**Provided records:**
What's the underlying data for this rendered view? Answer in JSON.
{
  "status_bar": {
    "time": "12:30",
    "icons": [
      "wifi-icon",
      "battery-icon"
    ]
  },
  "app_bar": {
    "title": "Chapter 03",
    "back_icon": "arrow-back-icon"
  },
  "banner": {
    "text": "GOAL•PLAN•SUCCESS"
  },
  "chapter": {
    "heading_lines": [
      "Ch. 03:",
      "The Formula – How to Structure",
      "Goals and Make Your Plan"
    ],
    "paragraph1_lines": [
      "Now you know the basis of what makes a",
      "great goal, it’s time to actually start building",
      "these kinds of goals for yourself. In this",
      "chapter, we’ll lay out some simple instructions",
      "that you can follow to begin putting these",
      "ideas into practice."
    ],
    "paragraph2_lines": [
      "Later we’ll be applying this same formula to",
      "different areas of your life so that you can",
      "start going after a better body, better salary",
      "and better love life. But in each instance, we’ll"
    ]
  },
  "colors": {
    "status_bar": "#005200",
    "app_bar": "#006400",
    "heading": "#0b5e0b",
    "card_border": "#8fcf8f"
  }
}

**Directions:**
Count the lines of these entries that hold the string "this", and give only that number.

**Answer space:**
3